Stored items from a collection

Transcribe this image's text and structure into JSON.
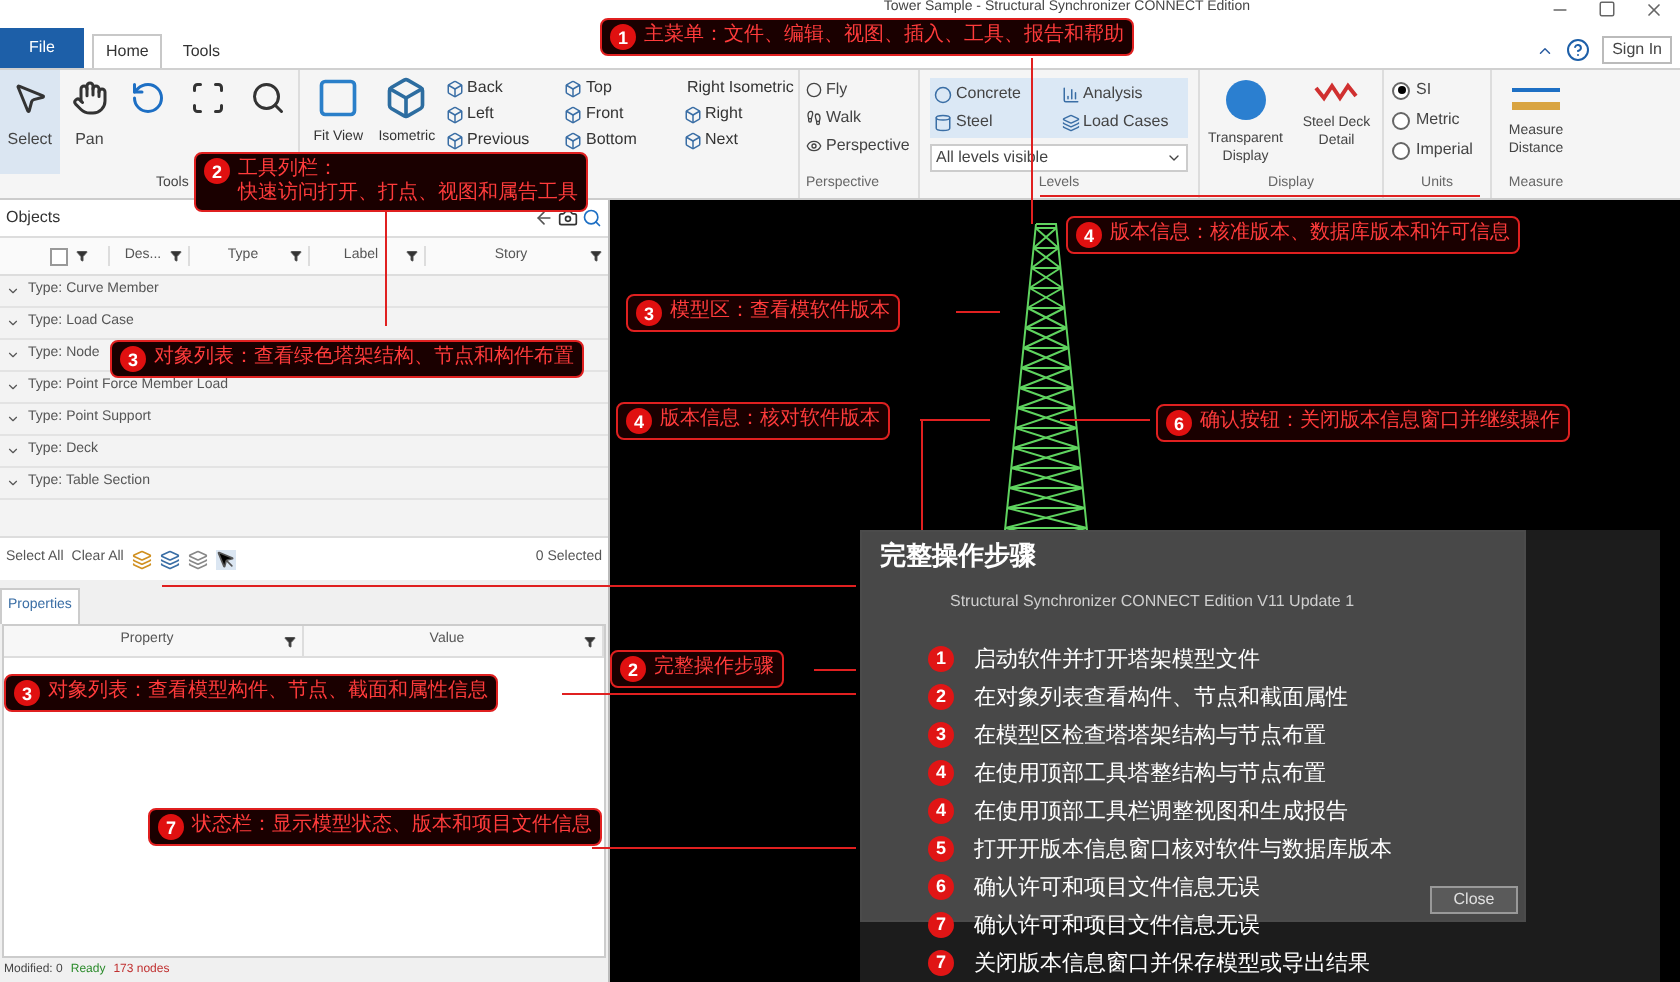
{
  "window": {
    "title": "Tower Sample - Structural Synchronizer CONNECT Edition"
  },
  "menu_tabs": [
    {
      "label": "File",
      "selected": false,
      "kind": "file"
    },
    {
      "label": "Home",
      "selected": true,
      "kind": "tab"
    },
    {
      "label": "Tools",
      "selected": false,
      "kind": "tab"
    }
  ],
  "sign_in": "Sign In",
  "ribbon": {
    "tools": {
      "label": "Tools",
      "buttons": [
        {
          "label": "Select",
          "selected": true,
          "kind": "select"
        },
        {
          "label": "Pan",
          "selected": false,
          "kind": "pan"
        },
        {
          "selected": false,
          "kind": "rotate"
        },
        {
          "selected": false,
          "kind": "frame"
        },
        {
          "selected": false,
          "kind": "zoom"
        }
      ]
    },
    "view": {
      "large": [
        "Fit View",
        "Isometric"
      ],
      "small": [
        "Back",
        "Left",
        "Previous",
        "Top",
        "Front",
        "Bottom",
        "Right Isometric",
        "Right",
        "Next"
      ]
    },
    "perspective": {
      "label": "Perspective",
      "items": [
        "Fly",
        "Walk",
        "Perspective"
      ]
    },
    "levels": {
      "label": "Levels",
      "items": [
        {
          "label": "Concrete",
          "kind": "concrete"
        },
        {
          "label": "Steel",
          "kind": "steel"
        },
        {
          "label": "Analysis",
          "kind": "analysis"
        },
        {
          "label": "Load Cases",
          "kind": "load"
        }
      ],
      "dropdown": "All levels visible"
    },
    "display": {
      "label": "Display",
      "buttons": [
        {
          "label": "Transparent Display",
          "kind": "sphere"
        },
        {
          "label": "Steel Deck Detail",
          "kind": "wave"
        }
      ]
    },
    "units": {
      "label": "Units",
      "options": [
        {
          "label": "SI",
          "selected": true
        },
        {
          "label": "Metric",
          "selected": false
        },
        {
          "label": "Imperial",
          "selected": false
        }
      ]
    },
    "measure": {
      "label": "Measure",
      "button": "Measure Distance"
    }
  },
  "objects": {
    "title": "Objects",
    "header_checkbox": {
      "checked": false
    },
    "columns": [
      "Des...",
      "Type",
      "Label",
      "Story"
    ],
    "groups": [
      "Type: Curve Member",
      "Type: Load Case",
      "Type: Node",
      "Type: Point Force Member Load",
      "Type: Point Support",
      "Type: Deck",
      "Type: Table Section"
    ],
    "select_all": "Select All",
    "clear_all": "Clear All",
    "selected_count": "0 Selected"
  },
  "properties": {
    "tab": "Properties",
    "columns": [
      "Property",
      "Value"
    ]
  },
  "status_bar": [
    "Modified: 0",
    "Ready",
    "173 nodes"
  ],
  "about_dialog": {
    "product": "Structural Synchronizer CONNECT Edition V11 Update 1",
    "close": "Close"
  },
  "steps_panel": {
    "title": "完整操作步骤",
    "steps": [
      {
        "number": "1",
        "text": "启动软件并打开塔架模型文件"
      },
      {
        "number": "2",
        "text": "在对象列表查看构件、节点和截面属性"
      },
      {
        "number": "3",
        "text": "在模型区检查塔塔架结构与节点布置"
      },
      {
        "number": "4",
        "text": "在使用顶部工具塔整结构与节点布置"
      },
      {
        "number": "4",
        "text": "在使用顶部工具栏调整视图和生成报告"
      },
      {
        "number": "5",
        "text": "打开开版本信息窗口核对软件与数据库版本"
      },
      {
        "number": "6",
        "text": "确认许可和项目文件信息无误"
      },
      {
        "number": "7",
        "text": "确认许可和项目文件信息无误"
      },
      {
        "number": "7",
        "text": "关闭版本信息窗口并保存模型或导出结果"
      }
    ]
  },
  "callouts": [
    {
      "number": "1",
      "lines": [
        "主菜单：文件、编辑、视图、插入、工具、报告和帮助"
      ]
    },
    {
      "number": "2",
      "lines": [
        "工具列栏：",
        "快速访问打开、打点、视图和属告工具"
      ]
    },
    {
      "number": "3",
      "lines": [
        "对象列表：查看绿色塔架结构、节点和构件布置"
      ]
    },
    {
      "number": "3",
      "lines": [
        "模型区：查看模软件版本"
      ]
    },
    {
      "number": "4",
      "lines": [
        "版本信息：核对软件版本"
      ]
    },
    {
      "number": "4",
      "lines": [
        "版本信息：核准版本、数据库版本和许可信息"
      ]
    },
    {
      "number": "6",
      "lines": [
        "确认按钮：关闭版本信息窗口并继续操作"
      ]
    },
    {
      "number": "2",
      "lines": [
        "完整操作步骤"
      ]
    },
    {
      "number": "3",
      "lines": [
        "对象列表：查看模型构件、节点、截面和属性信息"
      ]
    },
    {
      "number": "7",
      "lines": [
        "状态栏：显示模型状态、版本和项目文件信息"
      ]
    }
  ]
}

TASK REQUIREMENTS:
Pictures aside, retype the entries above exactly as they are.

EXERCISE RESPONSE:
Transcribe this image's text and structure into JSON.
{
  "window": {
    "title": "Tower Sample - Structural Synchronizer CONNECT Edition"
  },
  "menu_tabs": [
    {
      "label": "File",
      "selected": false,
      "kind": "file"
    },
    {
      "label": "Home",
      "selected": true,
      "kind": "tab"
    },
    {
      "label": "Tools",
      "selected": false,
      "kind": "tab"
    }
  ],
  "sign_in": "Sign In",
  "ribbon": {
    "tools": {
      "label": "Tools",
      "buttons": [
        {
          "label": "Select",
          "selected": true,
          "kind": "select"
        },
        {
          "label": "Pan",
          "selected": false,
          "kind": "pan"
        },
        {
          "selected": false,
          "kind": "rotate"
        },
        {
          "selected": false,
          "kind": "frame"
        },
        {
          "selected": false,
          "kind": "zoom"
        }
      ]
    },
    "view": {
      "large": [
        "Fit View",
        "Isometric"
      ],
      "small": [
        "Back",
        "Left",
        "Previous",
        "Top",
        "Front",
        "Bottom",
        "Right Isometric",
        "Right",
        "Next"
      ]
    },
    "perspective": {
      "label": "Perspective",
      "items": [
        "Fly",
        "Walk",
        "Perspective"
      ]
    },
    "levels": {
      "label": "Levels",
      "items": [
        {
          "label": "Concrete",
          "kind": "concrete"
        },
        {
          "label": "Steel",
          "kind": "steel"
        },
        {
          "label": "Analysis",
          "kind": "analysis"
        },
        {
          "label": "Load Cases",
          "kind": "load"
        }
      ],
      "dropdown": "All levels visible"
    },
    "display": {
      "label": "Display",
      "buttons": [
        {
          "label": "Transparent Display",
          "kind": "sphere"
        },
        {
          "label": "Steel Deck Detail",
          "kind": "wave"
        }
      ]
    },
    "units": {
      "label": "Units",
      "options": [
        {
          "label": "SI",
          "selected": true
        },
        {
          "label": "Metric",
          "selected": false
        },
        {
          "label": "Imperial",
          "selected": false
        }
      ]
    },
    "measure": {
      "label": "Measure",
      "button": "Measure Distance"
    }
  },
  "objects": {
    "title": "Objects",
    "header_checkbox": {
      "checked": false
    },
    "columns": [
      "Des...",
      "Type",
      "Label",
      "Story"
    ],
    "groups": [
      "Type: Curve Member",
      "Type: Load Case",
      "Type: Node",
      "Type: Point Force Member Load",
      "Type: Point Support",
      "Type: Deck",
      "Type: Table Section"
    ],
    "select_all": "Select All",
    "clear_all": "Clear All",
    "selected_count": "0 Selected"
  },
  "properties": {
    "tab": "Properties",
    "columns": [
      "Property",
      "Value"
    ]
  },
  "status_bar": [
    "Modified: 0",
    "Ready",
    "173 nodes"
  ],
  "about_dialog": {
    "product": "Structural Synchronizer CONNECT Edition V11 Update 1",
    "close": "Close"
  },
  "steps_panel": {
    "title": "完整操作步骤",
    "steps": [
      {
        "number": "1",
        "text": "启动软件并打开塔架模型文件"
      },
      {
        "number": "2",
        "text": "在对象列表查看构件、节点和截面属性"
      },
      {
        "number": "3",
        "text": "在模型区检查塔塔架结构与节点布置"
      },
      {
        "number": "4",
        "text": "在使用顶部工具塔整结构与节点布置"
      },
      {
        "number": "4",
        "text": "在使用顶部工具栏调整视图和生成报告"
      },
      {
        "number": "5",
        "text": "打开开版本信息窗口核对软件与数据库版本"
      },
      {
        "number": "6",
        "text": "确认许可和项目文件信息无误"
      },
      {
        "number": "7",
        "text": "确认许可和项目文件信息无误"
      },
      {
        "number": "7",
        "text": "关闭版本信息窗口并保存模型或导出结果"
      }
    ]
  },
  "callouts": [
    {
      "number": "1",
      "lines": [
        "主菜单：文件、编辑、视图、插入、工具、报告和帮助"
      ]
    },
    {
      "number": "2",
      "lines": [
        "工具列栏：",
        "快速访问打开、打点、视图和属告工具"
      ]
    },
    {
      "number": "3",
      "lines": [
        "对象列表：查看绿色塔架结构、节点和构件布置"
      ]
    },
    {
      "number": "3",
      "lines": [
        "模型区：查看模软件版本"
      ]
    },
    {
      "number": "4",
      "lines": [
        "版本信息：核对软件版本"
      ]
    },
    {
      "number": "4",
      "lines": [
        "版本信息：核准版本、数据库版本和许可信息"
      ]
    },
    {
      "number": "6",
      "lines": [
        "确认按钮：关闭版本信息窗口并继续操作"
      ]
    },
    {
      "number": "2",
      "lines": [
        "完整操作步骤"
      ]
    },
    {
      "number": "3",
      "lines": [
        "对象列表：查看模型构件、节点、截面和属性信息"
      ]
    },
    {
      "number": "7",
      "lines": [
        "状态栏：显示模型状态、版本和项目文件信息"
      ]
    }
  ]
}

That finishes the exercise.